* _About this task_
Please retype the records below exactly as they appear, leaving out every picture.

◇ ◇ ◇ ◇ ◇

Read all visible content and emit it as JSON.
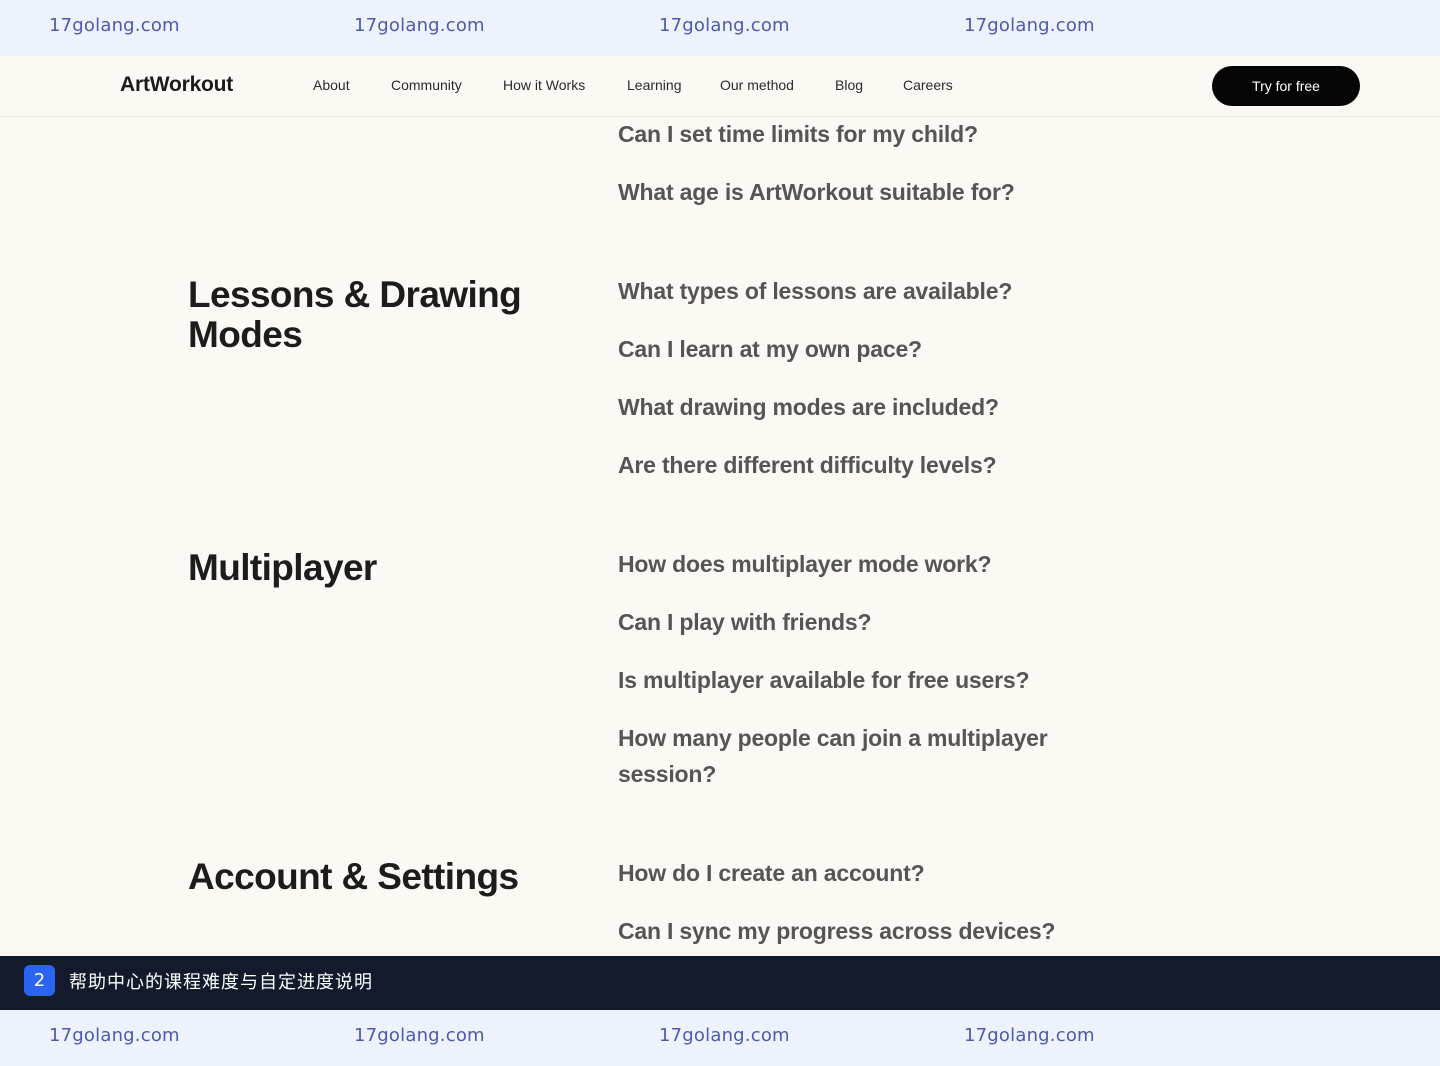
{
  "watermark": {
    "top": [
      "17golang.com",
      "17golang.com",
      "17golang.com",
      "17golang.com"
    ],
    "bottom": [
      "17golang.com",
      "17golang.com",
      "17golang.com",
      "17golang.com"
    ]
  },
  "header": {
    "logo": "ArtWorkout",
    "nav": [
      "About",
      "Community",
      "How it Works",
      "Learning",
      "Our method",
      "Blog",
      "Careers"
    ],
    "cta_label": "Try for free"
  },
  "faq": {
    "prev_questions": [
      "Can I set time limits for my child?",
      "What age is ArtWorkout suitable for?"
    ],
    "sections": [
      {
        "title": "Lessons & Drawing Modes",
        "questions": [
          "What types of lessons are available?",
          "Can I learn at my own pace?",
          "What drawing modes are included?",
          "Are there different difficulty levels?"
        ]
      },
      {
        "title": "Multiplayer",
        "questions": [
          "How does multiplayer mode work?",
          "Can I play with friends?",
          "Is multiplayer available for free users?",
          "How many people can join a multiplayer session?"
        ]
      },
      {
        "title": "Account & Settings",
        "questions": [
          "How do I create an account?",
          "Can I sync my progress across devices?"
        ]
      }
    ]
  },
  "caption": {
    "index": "2",
    "text": "帮助中心的课程难度与自定进度说明"
  },
  "colors": {
    "page_bg": "#fcf8f4",
    "watermark_bg": "#edf2fd",
    "cta_bg": "#050505",
    "caption_bg": "#131a2b",
    "badge_bg": "#2b63f3"
  }
}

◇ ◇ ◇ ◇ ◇

* _Answer space_
Read all visible content and emit it as JSON.
{
  "watermark": {
    "top": [
      "17golang.com",
      "17golang.com",
      "17golang.com",
      "17golang.com"
    ],
    "bottom": [
      "17golang.com",
      "17golang.com",
      "17golang.com",
      "17golang.com"
    ]
  },
  "header": {
    "logo": "ArtWorkout",
    "nav": [
      "About",
      "Community",
      "How it Works",
      "Learning",
      "Our method",
      "Blog",
      "Careers"
    ],
    "cta_label": "Try for free"
  },
  "faq": {
    "prev_questions": [
      "Can I set time limits for my child?",
      "What age is ArtWorkout suitable for?"
    ],
    "sections": [
      {
        "title": "Lessons & Drawing Modes",
        "questions": [
          "What types of lessons are available?",
          "Can I learn at my own pace?",
          "What drawing modes are included?",
          "Are there different difficulty levels?"
        ]
      },
      {
        "title": "Multiplayer",
        "questions": [
          "How does multiplayer mode work?",
          "Can I play with friends?",
          "Is multiplayer available for free users?",
          "How many people can join a multiplayer session?"
        ]
      },
      {
        "title": "Account & Settings",
        "questions": [
          "How do I create an account?",
          "Can I sync my progress across devices?"
        ]
      }
    ]
  },
  "caption": {
    "index": "2",
    "text": "帮助中心的课程难度与自定进度说明"
  },
  "colors": {
    "page_bg": "#fcf8f4",
    "watermark_bg": "#edf2fd",
    "cta_bg": "#050505",
    "caption_bg": "#131a2b",
    "badge_bg": "#2b63f3"
  }
}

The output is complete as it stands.